Author John Foxe

JOHN FOXE (1516–1587), the martyrologist, was born at Boston, Lincolnshire, and was educated at Oxford, where he became a fellow of Magdalen College but resigned his fellowship in 1545, being unwilling to conform to the statutes in religious matters. In 1554 he retired to the Continent, and issued at Strasburg his Commentarii (the earliest draft of his Actes and Monuments).

From 1555 to 1559 he was employed at Basle as readcer of the press by Oporinus (Herbst), who published Foxe’s verse drama Christus Triumphans in 1556, his appeal to the English nobility on toleration in 1557, and the first issue of his Rerum in ecclesia gestarum…commentarii in 1559.

On his return to England he was ordained priest by Grindal in 1560, and in 1564 he joined John Day, the printer, who in 1563 had issued the English version of the Rerum in ecclesia gestarum…commentarii as Actes and Monuments, popularly known as the Book of Martyrs. He became a canon of Salisbury in 1563, but objected to the use of the surplice and to contributing to the repairs of the cathedral. He preached at Paul’s Cross a famous sermon, ‘Of Christ Crucified’, in 1570. His edition of the canon laws Reformatio Legum appeared in 1571.

He was buried in St. Giles’ Church, Cripplegate.

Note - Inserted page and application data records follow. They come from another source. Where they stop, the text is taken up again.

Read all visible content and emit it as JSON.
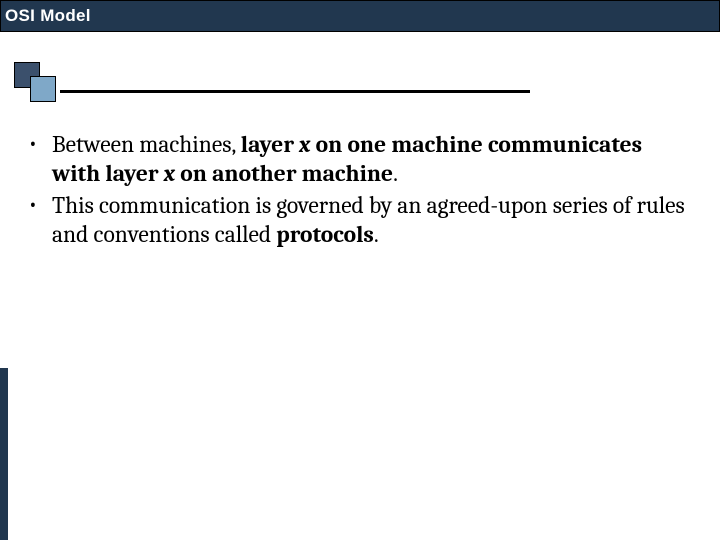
{
  "title": "OSI Model",
  "bullets": [
    {
      "runs": [
        {
          "t": "Between machines, ",
          "cls": ""
        },
        {
          "t": "layer ",
          "cls": "b"
        },
        {
          "t": "x",
          "cls": "bi"
        },
        {
          "t": " on one machine communicates with layer ",
          "cls": "b"
        },
        {
          "t": "x",
          "cls": "bi"
        },
        {
          "t": " on another machine",
          "cls": "b"
        },
        {
          "t": ".",
          "cls": ""
        }
      ]
    },
    {
      "runs": [
        {
          "t": "This communication is governed by an agreed-upon series of rules and conventions called ",
          "cls": ""
        },
        {
          "t": "protocols",
          "cls": "b"
        },
        {
          "t": ".",
          "cls": ""
        }
      ]
    }
  ]
}
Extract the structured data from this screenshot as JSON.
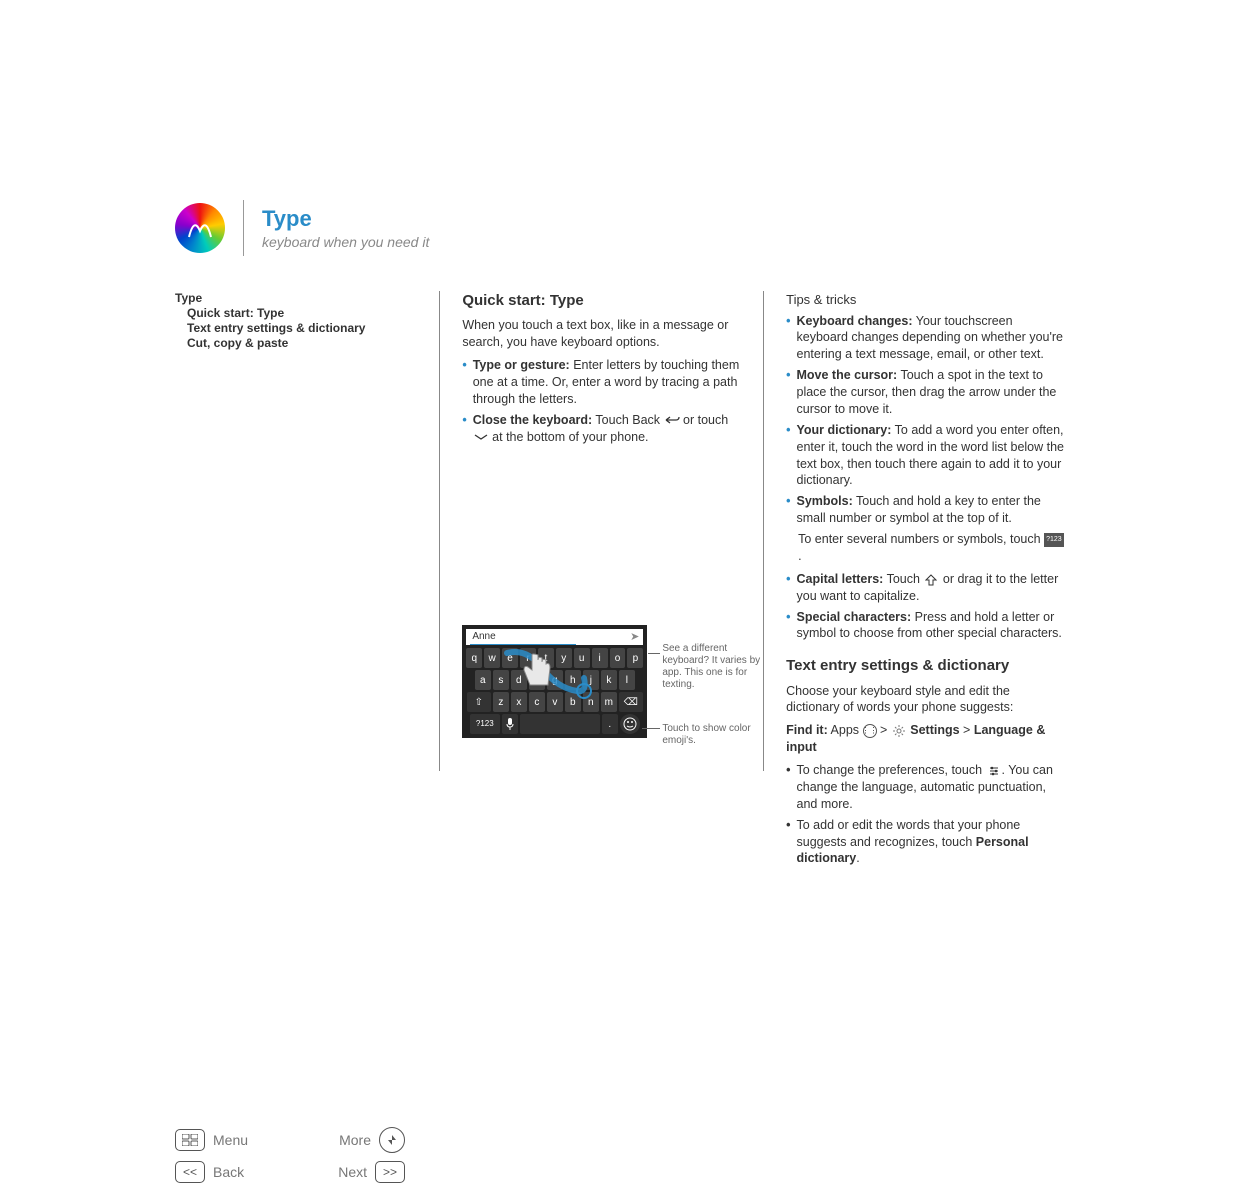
{
  "header": {
    "title": "Type",
    "subtitle": "keyboard when you need it"
  },
  "toc": {
    "title": "Type",
    "items": [
      "Quick start: Type",
      "Text entry settings & dictionary",
      "Cut, copy & paste"
    ]
  },
  "nav": {
    "menu": "Menu",
    "more": "More",
    "back": "Back",
    "next": "Next"
  },
  "mid": {
    "h1": "Quick start: Type",
    "intro": "When you touch a text box, like in a message or search, you have keyboard options.",
    "b1_strong": "Type or gesture:",
    "b1_text": " Enter letters by touching them one at a time. Or, enter a word by tracing a path through the letters.",
    "b2_strong": "Close the keyboard:",
    "b2_pre": " Touch Back ",
    "b2_mid": " or touch ",
    "b2_post": " at the bottom of your phone.",
    "callout1": "See a different keyboard? It varies by app. This one is for texting.",
    "callout2": "Touch to show color emoji's.",
    "input_text": "Anne"
  },
  "keys": {
    "r1": [
      "q",
      "w",
      "e",
      "r",
      "t",
      "y",
      "u",
      "i",
      "o",
      "p"
    ],
    "r2": [
      "a",
      "s",
      "d",
      "f",
      "g",
      "h",
      "j",
      "k",
      "l"
    ],
    "r3": [
      "z",
      "x",
      "c",
      "v",
      "b",
      "n",
      "m"
    ],
    "shift": "⇧",
    "bksp": "⌫",
    "num": "?123",
    "mic": "🎤",
    "dot": ".",
    "emoji": "☺"
  },
  "right": {
    "tips_h": "Tips & tricks",
    "t1_s": "Keyboard changes:",
    "t1": " Your touchscreen keyboard changes depending on whether you're entering a text message, email, or other text.",
    "t2_s": "Move the cursor:",
    "t2": " Touch a spot in the text to place the cursor, then drag the arrow under the cursor to move it.",
    "t3_s": "Your dictionary:",
    "t3": " To add a word you enter often, enter it, touch the word in the word list below the text box, then touch there again to add it to your dictionary.",
    "t4_s": "Symbols:",
    "t4": " Touch and hold a key to enter the small number or symbol at the top of it.",
    "t4_extra_pre": "To enter several numbers or symbols, touch ",
    "t4_extra_post": ".",
    "t5_s": "Capital letters:",
    "t5_pre": " Touch ",
    "t5_post": " or drag it to the letter you want to capitalize.",
    "t6_s": "Special characters:",
    "t6": " Press and hold a letter or symbol to choose from other special characters.",
    "h2": "Text entry settings & dictionary",
    "h2_intro": "Choose your keyboard style and edit the dictionary of words your phone suggests:",
    "findit": "Find it:",
    "findit_apps": " Apps ",
    "findit_arrow": " > ",
    "findit_settings": " Settings",
    "findit_arrow2": " > ",
    "findit_lang": "Language & input",
    "p1_pre": "To change the preferences, touch ",
    "p1_post": ". You can change the language, automatic punctuation, and more.",
    "p2_pre": "To add or edit the words that your phone suggests and recognizes, touch ",
    "p2_strong": "Personal dictionary",
    "p2_post": "."
  }
}
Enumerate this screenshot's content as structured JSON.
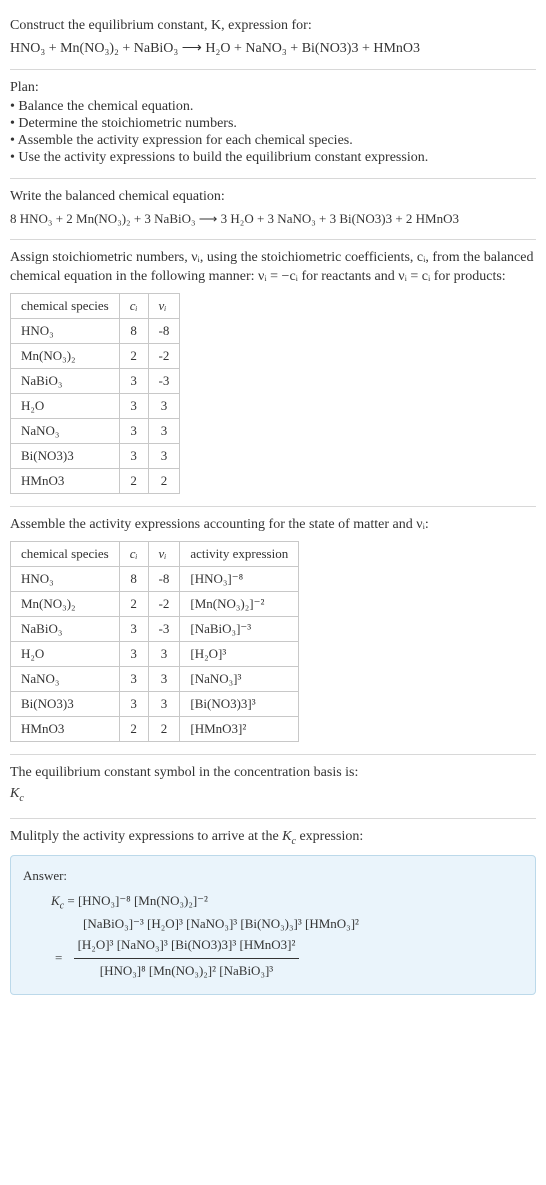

Four editions of the Actes and Monuments (1563, 1570, 1576, and 1583) appeared in the author’s lifetime; of the posthumous issues, that of 1641 contains a memoir of Foxe, attributed to his son.